Aileron Mass Balance Weights
We have plans to remove the balance weights from their present location beneath and near the outboard end of each aileron. They will be placed on the outboard end of the ailerons, between the aileron and wingtip. That reduces drag by eliminating the fairing and improves aileron up-travel.
The current fairings that enclose them are not quite deep enough to allow 26 degrees of aileron up-travel. One would only use that travel for aerobatics, some of which the Sonerai is approved for. If you think about rolling this aircraft, it is halfway over before you realize it. Tiny stick movements result in huge changes of aircraft attitude.
The ailerons (anywhere around the manoeuvring speed) are supposed to be a bit like those of a fighter. Even so we’d like that travel back. However, we wish to fly this aircraft this year and can live with the already remarkable manoeuvrability until next year. The aircraft has flown 21 years now.

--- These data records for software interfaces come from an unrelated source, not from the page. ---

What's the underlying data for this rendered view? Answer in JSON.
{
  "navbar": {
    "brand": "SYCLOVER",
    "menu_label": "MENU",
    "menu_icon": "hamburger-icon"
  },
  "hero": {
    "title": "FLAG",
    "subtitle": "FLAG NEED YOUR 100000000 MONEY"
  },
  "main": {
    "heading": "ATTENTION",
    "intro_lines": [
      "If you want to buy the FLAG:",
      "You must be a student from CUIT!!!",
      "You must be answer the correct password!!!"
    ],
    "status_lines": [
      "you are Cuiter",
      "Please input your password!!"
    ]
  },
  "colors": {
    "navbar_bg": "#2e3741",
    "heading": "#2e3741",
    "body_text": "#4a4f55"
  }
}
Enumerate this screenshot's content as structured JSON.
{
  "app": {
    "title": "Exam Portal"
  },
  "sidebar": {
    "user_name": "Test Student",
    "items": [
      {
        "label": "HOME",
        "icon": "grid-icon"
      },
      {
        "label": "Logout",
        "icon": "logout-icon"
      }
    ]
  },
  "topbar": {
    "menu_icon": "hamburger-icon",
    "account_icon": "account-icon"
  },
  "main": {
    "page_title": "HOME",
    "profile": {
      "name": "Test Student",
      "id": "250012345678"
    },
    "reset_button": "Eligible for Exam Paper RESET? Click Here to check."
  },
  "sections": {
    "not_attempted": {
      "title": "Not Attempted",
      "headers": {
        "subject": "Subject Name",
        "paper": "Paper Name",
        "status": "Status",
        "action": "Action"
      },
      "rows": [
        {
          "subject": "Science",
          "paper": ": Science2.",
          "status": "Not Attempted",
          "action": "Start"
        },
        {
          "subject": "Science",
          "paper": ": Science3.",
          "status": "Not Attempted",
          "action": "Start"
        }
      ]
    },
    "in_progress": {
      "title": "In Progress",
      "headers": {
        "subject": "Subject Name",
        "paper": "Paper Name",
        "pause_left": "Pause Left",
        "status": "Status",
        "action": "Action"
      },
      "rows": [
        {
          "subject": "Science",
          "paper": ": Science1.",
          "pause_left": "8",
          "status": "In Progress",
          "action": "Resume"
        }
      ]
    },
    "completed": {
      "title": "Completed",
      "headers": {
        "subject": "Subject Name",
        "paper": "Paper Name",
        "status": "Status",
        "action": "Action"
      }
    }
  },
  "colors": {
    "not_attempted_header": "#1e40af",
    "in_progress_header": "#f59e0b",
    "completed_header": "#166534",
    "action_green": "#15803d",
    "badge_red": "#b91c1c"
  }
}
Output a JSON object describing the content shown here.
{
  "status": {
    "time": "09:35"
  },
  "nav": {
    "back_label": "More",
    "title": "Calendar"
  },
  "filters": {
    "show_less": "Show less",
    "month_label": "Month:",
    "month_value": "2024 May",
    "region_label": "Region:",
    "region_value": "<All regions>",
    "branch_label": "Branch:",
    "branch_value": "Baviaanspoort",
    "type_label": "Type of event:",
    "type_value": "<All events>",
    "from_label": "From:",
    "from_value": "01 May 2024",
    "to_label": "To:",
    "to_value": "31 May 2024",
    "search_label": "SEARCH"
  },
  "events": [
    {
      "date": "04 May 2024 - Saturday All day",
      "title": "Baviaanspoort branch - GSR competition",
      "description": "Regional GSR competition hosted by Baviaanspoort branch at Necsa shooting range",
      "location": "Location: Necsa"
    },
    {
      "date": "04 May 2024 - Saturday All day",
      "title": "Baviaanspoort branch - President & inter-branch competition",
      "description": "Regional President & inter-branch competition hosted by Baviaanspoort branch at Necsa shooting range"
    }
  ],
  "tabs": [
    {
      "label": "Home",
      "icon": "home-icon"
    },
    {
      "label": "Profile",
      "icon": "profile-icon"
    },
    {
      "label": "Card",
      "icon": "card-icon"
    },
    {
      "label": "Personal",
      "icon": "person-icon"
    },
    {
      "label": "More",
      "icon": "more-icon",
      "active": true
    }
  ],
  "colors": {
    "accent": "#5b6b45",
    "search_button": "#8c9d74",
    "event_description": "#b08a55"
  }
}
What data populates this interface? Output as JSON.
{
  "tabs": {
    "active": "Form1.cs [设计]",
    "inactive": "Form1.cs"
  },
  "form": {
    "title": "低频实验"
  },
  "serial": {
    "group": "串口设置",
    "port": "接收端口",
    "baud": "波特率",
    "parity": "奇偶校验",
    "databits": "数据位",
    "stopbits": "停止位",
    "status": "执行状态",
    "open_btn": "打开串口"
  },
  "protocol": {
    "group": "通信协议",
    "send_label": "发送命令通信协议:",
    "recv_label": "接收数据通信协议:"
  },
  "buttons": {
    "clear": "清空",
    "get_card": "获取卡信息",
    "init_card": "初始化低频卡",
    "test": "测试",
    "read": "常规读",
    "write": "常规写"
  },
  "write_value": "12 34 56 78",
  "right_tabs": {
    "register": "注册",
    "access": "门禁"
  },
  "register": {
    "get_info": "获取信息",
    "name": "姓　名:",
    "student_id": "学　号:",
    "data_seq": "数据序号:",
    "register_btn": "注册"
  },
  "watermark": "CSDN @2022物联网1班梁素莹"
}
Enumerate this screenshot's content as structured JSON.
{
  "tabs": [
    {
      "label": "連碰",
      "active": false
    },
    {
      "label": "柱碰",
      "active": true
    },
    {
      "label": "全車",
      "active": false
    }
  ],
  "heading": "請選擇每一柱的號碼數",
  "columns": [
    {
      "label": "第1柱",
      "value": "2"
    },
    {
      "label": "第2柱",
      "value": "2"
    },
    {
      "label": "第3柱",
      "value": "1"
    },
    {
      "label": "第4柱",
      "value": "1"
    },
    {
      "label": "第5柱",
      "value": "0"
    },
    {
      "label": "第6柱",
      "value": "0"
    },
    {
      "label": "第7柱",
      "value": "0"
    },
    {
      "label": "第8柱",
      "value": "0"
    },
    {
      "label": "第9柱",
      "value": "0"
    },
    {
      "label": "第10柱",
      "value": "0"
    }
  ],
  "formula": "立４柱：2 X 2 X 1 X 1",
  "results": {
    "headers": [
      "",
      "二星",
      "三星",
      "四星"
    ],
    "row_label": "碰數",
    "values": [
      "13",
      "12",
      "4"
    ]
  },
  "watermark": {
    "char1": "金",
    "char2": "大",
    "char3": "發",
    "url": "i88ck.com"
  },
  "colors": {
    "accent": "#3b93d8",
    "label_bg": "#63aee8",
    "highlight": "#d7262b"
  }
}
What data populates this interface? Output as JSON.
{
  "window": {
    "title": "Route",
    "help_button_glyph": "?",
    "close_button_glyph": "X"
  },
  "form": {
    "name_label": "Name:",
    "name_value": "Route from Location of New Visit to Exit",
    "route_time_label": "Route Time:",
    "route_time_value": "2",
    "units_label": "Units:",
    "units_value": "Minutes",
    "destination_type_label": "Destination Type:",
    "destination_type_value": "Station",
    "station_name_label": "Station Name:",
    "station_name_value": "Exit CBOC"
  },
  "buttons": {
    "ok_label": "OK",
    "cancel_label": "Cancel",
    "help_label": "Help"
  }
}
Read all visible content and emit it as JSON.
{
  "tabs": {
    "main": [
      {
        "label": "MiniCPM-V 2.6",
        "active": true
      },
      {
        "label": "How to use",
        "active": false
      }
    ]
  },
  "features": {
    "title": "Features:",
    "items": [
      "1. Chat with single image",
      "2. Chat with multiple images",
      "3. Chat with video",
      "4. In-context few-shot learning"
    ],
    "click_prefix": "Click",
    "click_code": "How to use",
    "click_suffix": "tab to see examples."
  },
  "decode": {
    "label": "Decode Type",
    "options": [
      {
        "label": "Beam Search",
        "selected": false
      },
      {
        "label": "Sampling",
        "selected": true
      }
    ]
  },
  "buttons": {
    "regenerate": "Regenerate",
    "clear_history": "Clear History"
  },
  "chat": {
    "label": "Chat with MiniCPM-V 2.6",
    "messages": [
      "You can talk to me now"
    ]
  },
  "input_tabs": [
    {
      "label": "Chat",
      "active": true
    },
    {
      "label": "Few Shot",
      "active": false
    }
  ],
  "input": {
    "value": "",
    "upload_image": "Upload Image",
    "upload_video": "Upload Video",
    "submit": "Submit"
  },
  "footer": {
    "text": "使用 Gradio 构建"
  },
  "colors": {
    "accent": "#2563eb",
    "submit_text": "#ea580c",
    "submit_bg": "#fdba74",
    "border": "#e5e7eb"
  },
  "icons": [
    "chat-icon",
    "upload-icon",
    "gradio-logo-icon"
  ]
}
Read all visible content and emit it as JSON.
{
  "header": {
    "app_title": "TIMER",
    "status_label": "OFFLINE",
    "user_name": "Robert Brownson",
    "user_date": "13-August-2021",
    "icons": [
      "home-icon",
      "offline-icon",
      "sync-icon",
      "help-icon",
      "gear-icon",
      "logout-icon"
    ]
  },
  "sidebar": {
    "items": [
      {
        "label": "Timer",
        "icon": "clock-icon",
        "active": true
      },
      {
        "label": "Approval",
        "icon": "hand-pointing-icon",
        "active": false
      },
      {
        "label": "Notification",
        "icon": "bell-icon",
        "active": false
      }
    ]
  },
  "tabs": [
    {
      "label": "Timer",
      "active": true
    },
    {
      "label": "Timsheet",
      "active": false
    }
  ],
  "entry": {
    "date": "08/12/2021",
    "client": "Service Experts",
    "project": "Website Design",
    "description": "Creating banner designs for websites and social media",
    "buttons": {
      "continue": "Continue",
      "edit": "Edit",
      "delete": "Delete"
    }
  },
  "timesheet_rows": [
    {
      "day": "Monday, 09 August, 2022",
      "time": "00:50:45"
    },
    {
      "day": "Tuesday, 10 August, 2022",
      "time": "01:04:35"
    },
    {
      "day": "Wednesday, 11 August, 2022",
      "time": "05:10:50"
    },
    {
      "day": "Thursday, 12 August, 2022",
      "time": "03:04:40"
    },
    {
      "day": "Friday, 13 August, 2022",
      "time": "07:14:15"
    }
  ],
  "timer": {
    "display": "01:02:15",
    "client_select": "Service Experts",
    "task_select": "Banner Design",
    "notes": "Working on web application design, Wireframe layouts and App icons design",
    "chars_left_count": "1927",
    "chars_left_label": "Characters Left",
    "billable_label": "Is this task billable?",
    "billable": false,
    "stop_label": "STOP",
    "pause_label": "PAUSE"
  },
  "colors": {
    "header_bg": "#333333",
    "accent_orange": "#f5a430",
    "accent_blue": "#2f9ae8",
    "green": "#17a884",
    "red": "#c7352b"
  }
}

Therefore the small air dams at the wingtip trailing edges were moved over to the Hoerner wingtips to reduce or eliminate air leakage from below the wing through to aileron gaps to the area above the wing. The clearances need to be managed. The riveting cannot be completed until the wingtip is attached. You’ll notice in the photo that one rivet is missing for now.
You may also notice the distortion in the wingtip mentioned above. A decent heat gun would allow you to straighten the distortion if so desired. The trade-off is flying time versus time on the ground.That almost completes the things which need to be installed on the wingtips. Fuel fittings and lines remain to be done, but they will have to wait for the final installation of the wingtips. We can hardly wait.